Well, when you get to college, you’ll realize that everyone isn’t trying to blend in, but instead working on ways to figure out now how to stand out! When you are released from the safety net that is formal education, standing out from the crowd is what will propel you forward. You will need to undo all of that conditioning that you inadvertently did before you got there. You will need to remember who you are, where you came from, what you like and dislike… and it’s completely okay if those things aren’t popular among your friends. They will still be your friends and if not… the ones who are meant to be in your life will be revealed then too.

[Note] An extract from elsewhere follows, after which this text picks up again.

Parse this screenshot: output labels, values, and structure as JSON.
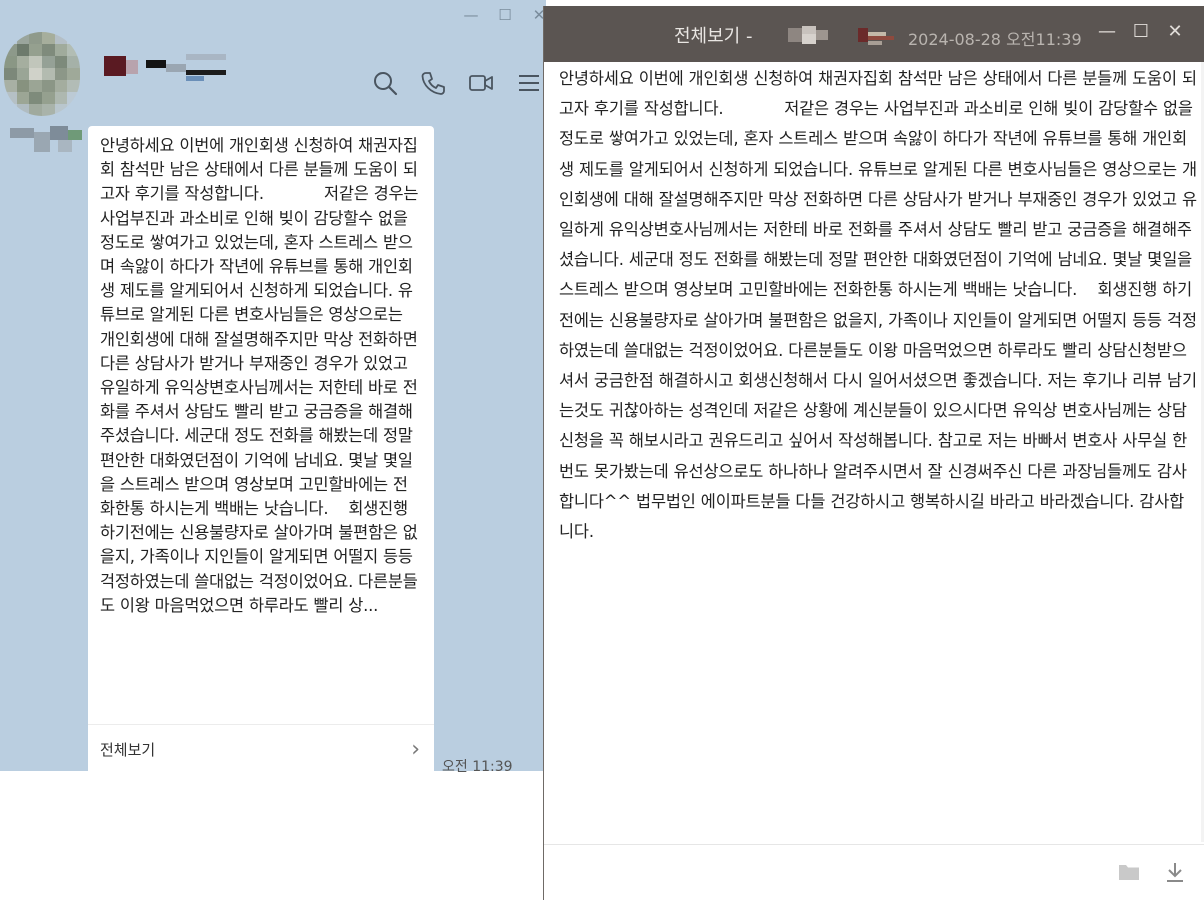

So instead of taking another four years to figure that out, just start now. Lean into who you are now and embrace her for all that she’s worth. And honestly, she’s worth everything. Your ideas, your thoughts, your capabilities… the way you carry yourself, dress yourself, see yourself… it’s all right. And it’s all you. No one else has that… and that is your power. Take your power now and let it be the fuel that takes you through the rest of this beautiful journey called your life.

B+C: When do you feel most creative?

SA: I actually feel most creative in my work when the odds are stacked against me. Whether it’s budget constraints, colors that maybe visually don’t seem like they marry well together… or even when the people I’m working with or around (when it comes to certain projects/clients) have doubts about the end product, I am my best in those moments. I consider my resourcefulness one of my superpowers and I love a challenge. I’m confident in my ideas and design aesthetic and believe that staying true to who I am in my work always enables me to produce something beautiful and meet (if not surpass) expectations, no matter what… every single time.

B+C: How do you use social media to inspire others?

SA: When I first joined IG, it wasn’t to inspire others, but rather to inspire myself. It’s my personal mood board, my visual journal, my photo album… all published on one platform. It has always been an honest reflection of the many facets that shape who I am as a whole. I often use #itsinthedetails because it’s a personal motto that’s woven throughout everything I’m cultivating into my actual real life. My faith, my dreams, my ideas, my art, my love (for people and for what I do)… it’s all included in the details of what I showcase on my feed.

In this day of social media where we are able to filter and share only what we think will be perceived in the best way, there is liberty found in embracing exactly who you are, and that’s what I try my best to do, authentically via my platform. I love my perfectly imperfect colorful and complicated ways… and being able to share images that reflect exactly what I want to say about myself and my business, expressing my candid thoughts, and making connections (especially those that have started online and grew into real-life friends and partnerships) are just a few of the rewards that I have received from joining the social media community. It’s been a welcoming blessing and humbling experience for me that others are inspired by this as well and find it relatable.

B+C: What issue should we be paying more attention to?

SA: I believe we should still be paying attention to the many ways women, especially women of color, are left out of certain circles or capped when it comes to advancing in society on a number of platforms (professionally, economically, socially, etc). Having witnessed and even living out this experience to this day, it’s crazy to me that we still have to work twice or three times as hard to be afforded those same opportunities as everyone else.

B+C: What obstacle do you want to see women overcome in 2018?

SA: I want for us get over criticizing each other and instead make a sincere and consistent effort to celebrate one another. There are plenty of social, economic, and cultural biases already in place built to keep us down, so we’ve got to continue to unite together, show up for one another, and lift each other up. We are so much better… together.

What other inspiring females are you following? Let us know @BritandCo!

(Design via Sarah Tate)